“Why write about insomnia?” is a question I’m often asked when I tell people about my book. “Do you have it yourself?”
“Since childhood,” I reply. But I might not have written a book about insomnia if I hadn’t read Andrew Solomon’s book, The Noonday Demon.
Think back, if you suffer from both depression and insomnia. Which came first?
For years, the thinking on the subject was that depression gave rise to sleep problems, but the story is different today. It looks more and more like chronic insomnia is a way station to depression.
“Is Abnormal Emotional Processing Behind Insomnia?”
This was the title of an article that caught my eye last June as I was flipping through stories on the web. I’ve always thought insomnia probably has something to do with the dysfunctional processing of emotion, so I read on.
I’ve had some excellent medical care over the years, but when it comes providing help for insomnia, many doctors are out to lunch. They grab hold of a single idea about insomnia—it’s due to poor sleep hygiene, it’s due to stress, or it’s due to psychic damage that needs to be sorted out—and treat insomniacs as if we’re all alike.
Short sleep—sometimes defined as sleeping less than 6 hours a night, and other times defined as sleeping less than 5—is associated with a higher risk of hypertension, obesity, and type 2 diabetes, investigators at Penn State Hershey have said. Some research has even shown there’s a link between short sleep and increased mortality.
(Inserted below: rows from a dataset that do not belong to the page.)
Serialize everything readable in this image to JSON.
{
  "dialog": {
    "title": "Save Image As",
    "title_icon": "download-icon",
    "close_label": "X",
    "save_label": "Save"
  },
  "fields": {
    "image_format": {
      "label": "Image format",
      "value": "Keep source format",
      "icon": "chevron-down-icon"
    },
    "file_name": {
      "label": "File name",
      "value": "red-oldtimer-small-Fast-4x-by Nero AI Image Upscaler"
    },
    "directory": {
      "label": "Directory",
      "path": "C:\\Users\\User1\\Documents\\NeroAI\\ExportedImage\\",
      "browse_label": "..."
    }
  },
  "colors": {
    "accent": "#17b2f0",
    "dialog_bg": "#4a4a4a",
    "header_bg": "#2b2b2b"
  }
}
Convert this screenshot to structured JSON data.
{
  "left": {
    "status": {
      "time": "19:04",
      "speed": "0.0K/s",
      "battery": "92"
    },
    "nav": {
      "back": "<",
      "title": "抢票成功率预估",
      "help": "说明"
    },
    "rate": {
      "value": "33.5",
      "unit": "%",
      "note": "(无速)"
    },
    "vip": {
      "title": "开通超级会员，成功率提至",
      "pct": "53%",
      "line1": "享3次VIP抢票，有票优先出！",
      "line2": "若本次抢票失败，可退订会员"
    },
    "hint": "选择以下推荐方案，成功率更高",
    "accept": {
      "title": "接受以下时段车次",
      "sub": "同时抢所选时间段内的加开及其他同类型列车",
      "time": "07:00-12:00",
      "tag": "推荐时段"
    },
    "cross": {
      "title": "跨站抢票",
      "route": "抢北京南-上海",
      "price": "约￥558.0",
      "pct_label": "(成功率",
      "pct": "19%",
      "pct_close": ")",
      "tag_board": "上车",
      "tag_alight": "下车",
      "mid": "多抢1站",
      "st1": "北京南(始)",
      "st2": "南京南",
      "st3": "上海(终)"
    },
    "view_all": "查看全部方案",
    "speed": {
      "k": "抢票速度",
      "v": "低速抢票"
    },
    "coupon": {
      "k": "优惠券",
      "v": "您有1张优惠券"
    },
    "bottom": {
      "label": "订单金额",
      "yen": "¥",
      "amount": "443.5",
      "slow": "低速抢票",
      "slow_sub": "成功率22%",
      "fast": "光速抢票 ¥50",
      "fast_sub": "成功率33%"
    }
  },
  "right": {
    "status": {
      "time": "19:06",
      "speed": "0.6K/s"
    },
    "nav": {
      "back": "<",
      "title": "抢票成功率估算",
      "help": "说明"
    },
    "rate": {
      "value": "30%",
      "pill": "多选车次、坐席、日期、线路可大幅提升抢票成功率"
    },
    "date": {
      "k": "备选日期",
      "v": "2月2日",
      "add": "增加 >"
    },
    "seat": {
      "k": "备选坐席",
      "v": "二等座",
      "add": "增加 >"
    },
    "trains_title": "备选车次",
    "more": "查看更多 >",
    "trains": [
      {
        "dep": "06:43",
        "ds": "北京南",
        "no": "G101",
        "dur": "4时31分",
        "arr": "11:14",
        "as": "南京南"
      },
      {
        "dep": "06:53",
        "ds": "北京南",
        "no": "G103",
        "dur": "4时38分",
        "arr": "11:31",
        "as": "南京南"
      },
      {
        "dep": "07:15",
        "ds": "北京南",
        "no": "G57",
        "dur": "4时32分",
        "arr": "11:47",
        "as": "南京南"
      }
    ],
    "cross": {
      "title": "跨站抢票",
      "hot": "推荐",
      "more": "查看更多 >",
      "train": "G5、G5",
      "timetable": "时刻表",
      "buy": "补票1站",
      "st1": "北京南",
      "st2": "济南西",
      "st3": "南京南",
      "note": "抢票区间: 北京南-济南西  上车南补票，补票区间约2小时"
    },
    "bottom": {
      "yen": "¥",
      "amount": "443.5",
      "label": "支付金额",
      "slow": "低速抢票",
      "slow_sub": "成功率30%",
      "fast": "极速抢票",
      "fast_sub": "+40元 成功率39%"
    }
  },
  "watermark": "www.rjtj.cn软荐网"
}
Now a new study finds that short sleep also has effects on personality.